The following <Content> markup would delete the targeted files at the deployment site:

  <Content Update="Views/Home/About?.cshtml" CopyToPublishDirectory="Never" />

Using command line deployment with the <Content> markup above would result in output similar to the following:

  Starting Web deployment task from source: manifest(C:\Webs\Web1\obj\Release\netcoreapp1.1\PubTmp\Web1.SourceManifest.
  xml) to Destination: auto().
  Deleting file (Web11112\Views\Home\About1.cshtml).
  Deleting file (Web11112\Views\Home\About2.cshtml).
  Deleting file (Web11112\Views\Home\About3.cshtml).
  Updating file (Web11112\web.config).
  Updating file (Web11112\Web1.deps.json).
  Updating file (Web11112\Web1.dll).
  Updating file (Web11112\Web1.pdb).
  Updating file (Web11112\Web1.runtimeconfig.json).
  Successfully executed Web deployment task.
  Publish Succeeded.
Done Building Project "C:\Webs\Web1\Web1.csproj" (default targets).

Including files

The following markup can be used to include an images folder outside the project directory to the wwwroot/images folder of the publish site.

  <_CustomFiles Include="$(MSBuildProjectDirectory)/../images/**/*" />
  <DotnetPublishFiles Include="@(_CustomFiles)">    <DestinationRelativePath>wwwroot/images/%(RecursiveDir)%(Filename)%(Extension)</DestinationRelativePath>

The markup can be added to the .csproj file or the publish profile. If it's added to the .csproj file, it will be included in each publish profile in the project.

The following highlighted markup shows how to:

  • Copy a file from outside the project into the wwwroot folder.
  • Exclude the wwwroot\Content folder.
  • Exclude Views\Home\About2.cshtml.
<?xml version="1.0" encoding="utf-8"?>
This file is used by the publish/package process of your Web project.
You can customize the behavior of this process by editing this 
MSBuild file.
<Project ToolsVersion="4.0" xmlns="http://schemas.microsoft.com/developer/msbuild/2003">
    <LastUsedPlatform>Any CPU</LastUsedPlatform>
    <SiteUrlToLaunchAfterPublish />
    <PublishFramework />
    <ResolvedFileToPublish Include="..\ReadMe2.MD">

    <Content Update="wwwroot\Content\**\*" CopyToPublishDirectory="Never" />
    <Content Update="Views\Home\About2.cshtml" CopyToPublishDirectory="Never" />


See the WebSDK Readme for more deployment samples.

Run a target before or after publishing

The builtin BeforePublish and AfterPublish targets can be used to execute a target before or after the publish target. The following markup can be added to the publish profile to log messages to the console output before and after publishing:

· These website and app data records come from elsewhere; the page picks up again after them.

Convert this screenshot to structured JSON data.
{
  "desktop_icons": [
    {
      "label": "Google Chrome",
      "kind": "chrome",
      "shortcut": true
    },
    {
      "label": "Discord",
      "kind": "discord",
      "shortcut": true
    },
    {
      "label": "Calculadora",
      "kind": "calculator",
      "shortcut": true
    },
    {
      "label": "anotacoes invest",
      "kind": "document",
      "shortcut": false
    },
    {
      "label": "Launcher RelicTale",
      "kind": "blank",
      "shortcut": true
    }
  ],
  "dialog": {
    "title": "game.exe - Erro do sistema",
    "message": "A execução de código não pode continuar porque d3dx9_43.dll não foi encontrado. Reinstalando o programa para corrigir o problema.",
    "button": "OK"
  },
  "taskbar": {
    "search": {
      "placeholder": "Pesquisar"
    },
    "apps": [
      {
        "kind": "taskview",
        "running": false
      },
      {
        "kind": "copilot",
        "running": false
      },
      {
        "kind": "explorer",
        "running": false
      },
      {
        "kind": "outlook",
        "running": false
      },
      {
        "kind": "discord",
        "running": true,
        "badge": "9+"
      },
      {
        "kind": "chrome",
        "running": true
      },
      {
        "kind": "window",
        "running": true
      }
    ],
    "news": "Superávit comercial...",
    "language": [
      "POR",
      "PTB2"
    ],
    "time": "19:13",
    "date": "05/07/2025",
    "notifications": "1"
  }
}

<Target Name="CustomActionsBeforePublish" BeforeTargets="BeforePublish">
    <Message Text="Inside BeforePublish" Importance="high" />
  <Target Name="CustomActionsAfterPublish" AfterTargets="AfterPublish">
    <Message Text="Inside AfterPublish" Importance="high" />

The Kudu service

To view the files on your Azure Web App, use the kudu service. Append the scm token to the name or your Web App. For example:

URL Result
http://mysite.azurewebsites.net/ Web App
http://mysite.scm.azurewebsites.net/ Kudu sevice

Select the Debug Console menu item to view/edit/delete/add files.

Additional resources